* [Given entries]
##########

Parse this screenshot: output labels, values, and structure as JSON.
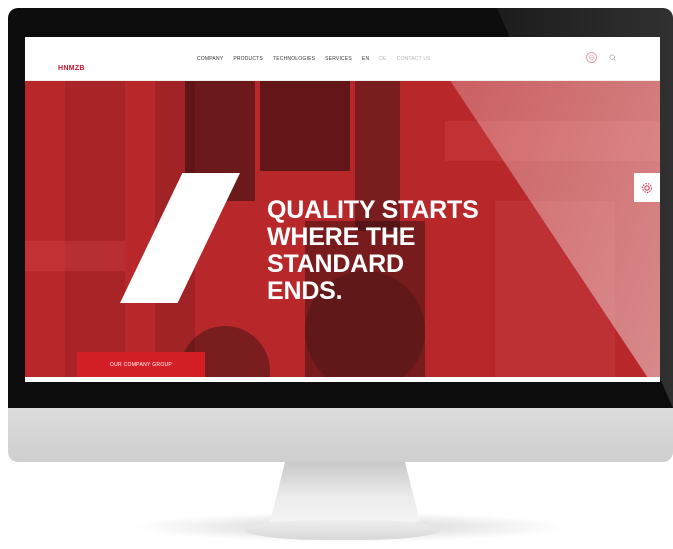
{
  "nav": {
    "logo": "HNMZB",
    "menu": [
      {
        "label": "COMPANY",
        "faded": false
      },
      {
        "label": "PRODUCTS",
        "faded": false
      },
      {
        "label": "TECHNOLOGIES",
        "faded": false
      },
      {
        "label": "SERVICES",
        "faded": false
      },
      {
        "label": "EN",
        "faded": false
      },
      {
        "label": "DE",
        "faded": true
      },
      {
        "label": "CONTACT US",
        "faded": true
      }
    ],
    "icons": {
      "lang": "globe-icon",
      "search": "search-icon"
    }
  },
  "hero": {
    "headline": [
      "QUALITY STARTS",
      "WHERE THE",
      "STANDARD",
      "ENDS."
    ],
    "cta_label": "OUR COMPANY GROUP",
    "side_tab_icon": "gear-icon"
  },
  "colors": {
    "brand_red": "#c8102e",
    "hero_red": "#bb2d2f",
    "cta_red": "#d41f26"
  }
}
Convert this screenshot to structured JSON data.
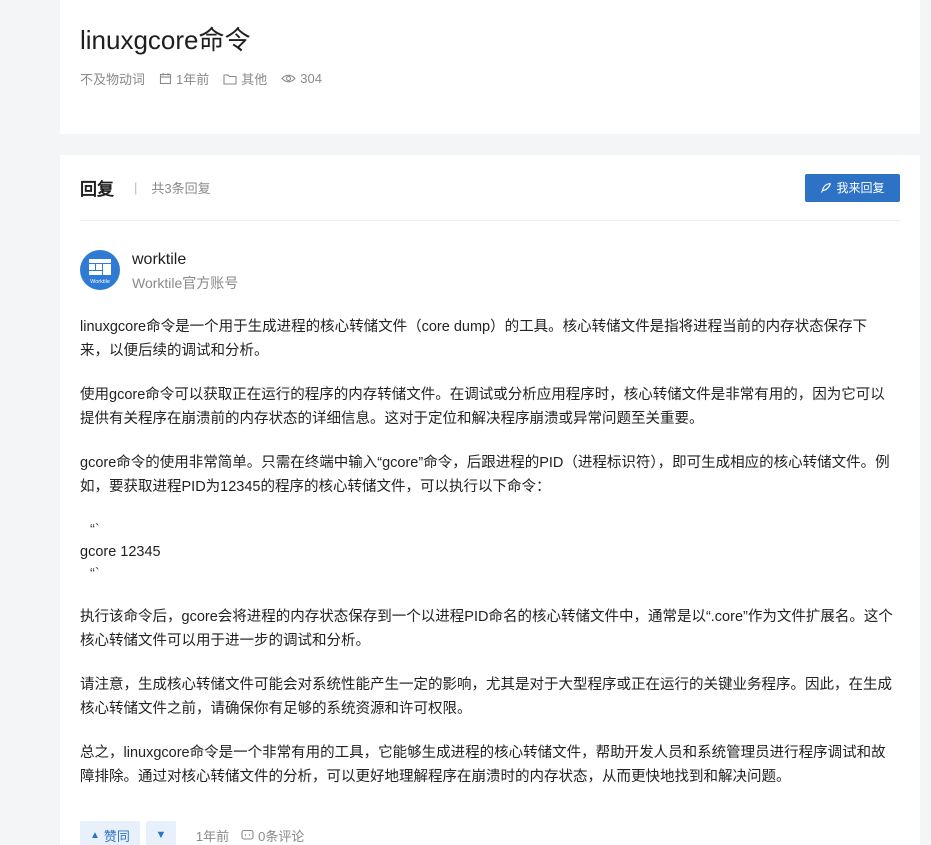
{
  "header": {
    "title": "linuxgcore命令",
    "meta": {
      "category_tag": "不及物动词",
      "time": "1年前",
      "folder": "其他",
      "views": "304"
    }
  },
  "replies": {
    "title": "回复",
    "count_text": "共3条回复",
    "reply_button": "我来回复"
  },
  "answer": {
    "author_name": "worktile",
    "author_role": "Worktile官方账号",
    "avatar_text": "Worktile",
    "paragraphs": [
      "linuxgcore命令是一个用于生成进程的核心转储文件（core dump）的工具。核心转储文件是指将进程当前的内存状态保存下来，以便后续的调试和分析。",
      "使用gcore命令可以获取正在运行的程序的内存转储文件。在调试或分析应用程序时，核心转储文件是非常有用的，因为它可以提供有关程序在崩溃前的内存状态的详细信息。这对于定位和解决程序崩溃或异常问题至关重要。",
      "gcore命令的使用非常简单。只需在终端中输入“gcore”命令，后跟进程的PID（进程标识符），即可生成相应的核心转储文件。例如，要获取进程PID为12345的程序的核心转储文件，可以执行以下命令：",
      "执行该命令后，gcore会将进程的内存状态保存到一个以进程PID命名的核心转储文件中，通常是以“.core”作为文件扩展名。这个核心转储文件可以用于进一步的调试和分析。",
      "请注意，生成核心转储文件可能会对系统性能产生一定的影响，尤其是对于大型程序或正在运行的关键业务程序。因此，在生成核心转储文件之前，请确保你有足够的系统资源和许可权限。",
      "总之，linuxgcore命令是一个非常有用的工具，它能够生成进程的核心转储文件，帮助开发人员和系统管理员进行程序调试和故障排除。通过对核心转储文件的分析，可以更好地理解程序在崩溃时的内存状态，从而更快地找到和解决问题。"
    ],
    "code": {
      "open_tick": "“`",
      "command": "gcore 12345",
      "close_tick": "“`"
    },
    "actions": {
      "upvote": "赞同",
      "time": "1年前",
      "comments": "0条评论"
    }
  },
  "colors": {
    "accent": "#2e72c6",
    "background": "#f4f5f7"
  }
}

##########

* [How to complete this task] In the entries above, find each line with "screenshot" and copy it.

* [Reply to the task]
Parse this screenshot: output labels, values, and structure as JSON.
Convert this screenshot to structured JSON data.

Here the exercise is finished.